Ade J. Omotosho sees new ways of documenting Black grief in Miami filmmaker Keisha Rae Witherspoon’s T, which won the Golden Bear for Best Short Film at the Berlin International Film Festival earlier this year.
Margaret Jane Joffrion finds a way back to childhood and a path to heaven at the Kentucky Museum of Arts and Crafts in Louisville.
Ade J. Omotosho considers rhythm and abstraction in painter Hasani Sahlehe’s new work at Westobou Gallery in Augusta, Georgia.

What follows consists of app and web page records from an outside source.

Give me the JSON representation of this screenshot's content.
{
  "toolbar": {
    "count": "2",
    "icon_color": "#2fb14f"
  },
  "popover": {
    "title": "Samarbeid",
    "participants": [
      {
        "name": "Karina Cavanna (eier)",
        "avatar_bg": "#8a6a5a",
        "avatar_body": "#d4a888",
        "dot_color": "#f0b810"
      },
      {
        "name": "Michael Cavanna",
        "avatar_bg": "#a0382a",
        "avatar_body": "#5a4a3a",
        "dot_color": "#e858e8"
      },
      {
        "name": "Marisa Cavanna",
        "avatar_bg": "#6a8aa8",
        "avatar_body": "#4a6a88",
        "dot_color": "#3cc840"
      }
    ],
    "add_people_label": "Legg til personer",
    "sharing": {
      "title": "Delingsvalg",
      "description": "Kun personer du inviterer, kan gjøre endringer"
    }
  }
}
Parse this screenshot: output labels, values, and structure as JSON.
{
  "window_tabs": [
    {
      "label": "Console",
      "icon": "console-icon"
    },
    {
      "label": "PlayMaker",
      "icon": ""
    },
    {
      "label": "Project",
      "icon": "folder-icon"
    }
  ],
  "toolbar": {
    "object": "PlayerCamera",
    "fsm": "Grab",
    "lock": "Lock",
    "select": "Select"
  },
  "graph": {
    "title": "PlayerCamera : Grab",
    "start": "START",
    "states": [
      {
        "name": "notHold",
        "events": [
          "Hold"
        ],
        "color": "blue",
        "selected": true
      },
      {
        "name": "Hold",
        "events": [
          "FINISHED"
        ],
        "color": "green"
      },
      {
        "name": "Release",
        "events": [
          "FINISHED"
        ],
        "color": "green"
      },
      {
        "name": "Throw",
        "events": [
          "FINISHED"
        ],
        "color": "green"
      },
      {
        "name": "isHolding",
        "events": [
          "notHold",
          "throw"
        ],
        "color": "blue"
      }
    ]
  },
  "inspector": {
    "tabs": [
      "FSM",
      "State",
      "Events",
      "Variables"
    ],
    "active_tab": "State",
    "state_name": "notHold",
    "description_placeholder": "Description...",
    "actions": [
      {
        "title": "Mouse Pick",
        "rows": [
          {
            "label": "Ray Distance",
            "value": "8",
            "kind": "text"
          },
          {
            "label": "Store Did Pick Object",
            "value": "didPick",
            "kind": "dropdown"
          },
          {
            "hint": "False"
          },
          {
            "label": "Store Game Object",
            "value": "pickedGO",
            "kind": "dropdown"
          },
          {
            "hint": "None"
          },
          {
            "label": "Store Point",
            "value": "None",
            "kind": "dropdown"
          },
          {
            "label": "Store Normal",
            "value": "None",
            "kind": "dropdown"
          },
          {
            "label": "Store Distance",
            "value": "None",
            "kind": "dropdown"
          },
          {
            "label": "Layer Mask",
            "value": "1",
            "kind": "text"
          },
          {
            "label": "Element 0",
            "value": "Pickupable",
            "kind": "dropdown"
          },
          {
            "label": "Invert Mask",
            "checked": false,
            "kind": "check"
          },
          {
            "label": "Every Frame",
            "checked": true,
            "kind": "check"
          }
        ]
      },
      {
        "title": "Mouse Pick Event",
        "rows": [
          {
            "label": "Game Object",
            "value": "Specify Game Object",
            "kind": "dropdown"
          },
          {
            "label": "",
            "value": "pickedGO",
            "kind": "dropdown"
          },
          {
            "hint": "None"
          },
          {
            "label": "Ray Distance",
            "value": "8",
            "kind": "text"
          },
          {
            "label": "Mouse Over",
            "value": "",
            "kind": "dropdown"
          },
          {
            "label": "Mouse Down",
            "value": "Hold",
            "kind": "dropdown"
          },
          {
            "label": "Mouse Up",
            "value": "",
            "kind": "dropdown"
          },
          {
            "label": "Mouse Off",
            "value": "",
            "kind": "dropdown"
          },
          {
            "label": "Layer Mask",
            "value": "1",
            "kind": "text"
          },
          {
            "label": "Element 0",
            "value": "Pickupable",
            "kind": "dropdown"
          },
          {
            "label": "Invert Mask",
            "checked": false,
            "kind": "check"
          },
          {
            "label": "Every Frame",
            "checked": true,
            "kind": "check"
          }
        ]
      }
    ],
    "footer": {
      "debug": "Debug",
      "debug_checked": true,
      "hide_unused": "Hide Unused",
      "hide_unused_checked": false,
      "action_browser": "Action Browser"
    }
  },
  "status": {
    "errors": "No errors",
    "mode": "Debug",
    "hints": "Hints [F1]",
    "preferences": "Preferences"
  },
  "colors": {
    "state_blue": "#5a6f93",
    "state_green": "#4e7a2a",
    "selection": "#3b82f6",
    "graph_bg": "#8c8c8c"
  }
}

For our States of Leisure series, artist Nicolas Canal Tinius investigates cultural amnesia in Helen, Georgia, where Bavarian and confederate visual culture have been conflated and commodified.
Rahel Aima finds poetic provocations but a lack of coherency in a four-part video series by the Institute for Queer Ecology.
As part of our series on Waterways / Water Wars, E.C. Flamming considers the unsettling, post-apocalyptic beauty in Anastasia Samoylova’s series FloodZone.
In this edition of our feature Take Five, we consider artists who are bringing innovative new ideas and approaches to the medium of ceramics.
Logan Lockner discusses a summer spent reading comic books, mourning the loss of heroes, and The Life and Death of Charles Williams at Atlanta Contemporary.
An emotional epiphany during a trip to Dollywood transforms artist Ronika McClain’s perspective on the power of divas and her own experiences as a queer femme.